* Dataset excerpts:
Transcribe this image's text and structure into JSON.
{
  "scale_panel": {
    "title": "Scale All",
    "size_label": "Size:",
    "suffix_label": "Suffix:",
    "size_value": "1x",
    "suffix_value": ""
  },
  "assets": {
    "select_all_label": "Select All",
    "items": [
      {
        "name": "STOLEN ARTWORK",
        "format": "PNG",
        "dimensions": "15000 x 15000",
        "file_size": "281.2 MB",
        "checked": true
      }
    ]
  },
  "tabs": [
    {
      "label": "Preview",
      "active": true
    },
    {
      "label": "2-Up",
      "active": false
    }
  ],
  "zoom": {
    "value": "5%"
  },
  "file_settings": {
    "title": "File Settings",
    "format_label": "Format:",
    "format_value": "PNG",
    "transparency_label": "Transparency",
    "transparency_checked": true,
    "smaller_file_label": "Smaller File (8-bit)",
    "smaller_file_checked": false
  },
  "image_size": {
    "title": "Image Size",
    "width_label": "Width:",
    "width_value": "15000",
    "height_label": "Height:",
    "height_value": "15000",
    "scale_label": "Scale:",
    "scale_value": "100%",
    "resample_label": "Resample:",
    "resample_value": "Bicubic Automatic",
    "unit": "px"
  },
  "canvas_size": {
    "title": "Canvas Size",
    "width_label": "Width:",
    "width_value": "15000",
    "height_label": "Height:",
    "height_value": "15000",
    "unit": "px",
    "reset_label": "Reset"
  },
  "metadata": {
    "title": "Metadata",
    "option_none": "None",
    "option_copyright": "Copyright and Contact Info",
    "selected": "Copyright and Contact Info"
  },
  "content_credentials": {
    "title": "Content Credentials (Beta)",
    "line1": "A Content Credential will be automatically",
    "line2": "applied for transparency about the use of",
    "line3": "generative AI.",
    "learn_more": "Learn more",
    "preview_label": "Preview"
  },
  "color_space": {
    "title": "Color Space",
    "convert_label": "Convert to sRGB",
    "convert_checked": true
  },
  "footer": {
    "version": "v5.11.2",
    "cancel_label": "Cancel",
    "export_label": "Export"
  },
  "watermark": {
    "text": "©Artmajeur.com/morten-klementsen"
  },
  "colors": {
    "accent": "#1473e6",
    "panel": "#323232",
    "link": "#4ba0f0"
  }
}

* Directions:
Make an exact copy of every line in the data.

* Response to the task:
Transcribe this image's text and structure into JSON.
{
  "scale_panel": {
    "title": "Scale All",
    "size_label": "Size:",
    "suffix_label": "Suffix:",
    "size_value": "1x",
    "suffix_value": ""
  },
  "assets": {
    "select_all_label": "Select All",
    "items": [
      {
        "name": "STOLEN ARTWORK",
        "format": "PNG",
        "dimensions": "15000 x 15000",
        "file_size": "281.2 MB",
        "checked": true
      }
    ]
  },
  "tabs": [
    {
      "label": "Preview",
      "active": true
    },
    {
      "label": "2-Up",
      "active": false
    }
  ],
  "zoom": {
    "value": "5%"
  },
  "file_settings": {
    "title": "File Settings",
    "format_label": "Format:",
    "format_value": "PNG",
    "transparency_label": "Transparency",
    "transparency_checked": true,
    "smaller_file_label": "Smaller File (8-bit)",
    "smaller_file_checked": false
  },
  "image_size": {
    "title": "Image Size",
    "width_label": "Width:",
    "width_value": "15000",
    "height_label": "Height:",
    "height_value": "15000",
    "scale_label": "Scale:",
    "scale_value": "100%",
    "resample_label": "Resample:",
    "resample_value": "Bicubic Automatic",
    "unit": "px"
  },
  "canvas_size": {
    "title": "Canvas Size",
    "width_label": "Width:",
    "width_value": "15000",
    "height_label": "Height:",
    "height_value": "15000",
    "unit": "px",
    "reset_label": "Reset"
  },
  "metadata": {
    "title": "Metadata",
    "option_none": "None",
    "option_copyright": "Copyright and Contact Info",
    "selected": "Copyright and Contact Info"
  },
  "content_credentials": {
    "title": "Content Credentials (Beta)",
    "line1": "A Content Credential will be automatically",
    "line2": "applied for transparency about the use of",
    "line3": "generative AI.",
    "learn_more": "Learn more",
    "preview_label": "Preview"
  },
  "color_space": {
    "title": "Color Space",
    "convert_label": "Convert to sRGB",
    "convert_checked": true
  },
  "footer": {
    "version": "v5.11.2",
    "cancel_label": "Cancel",
    "export_label": "Export"
  },
  "watermark": {
    "text": "©Artmajeur.com/morten-klementsen"
  },
  "colors": {
    "accent": "#1473e6",
    "panel": "#323232",
    "link": "#4ba0f0"
  }
}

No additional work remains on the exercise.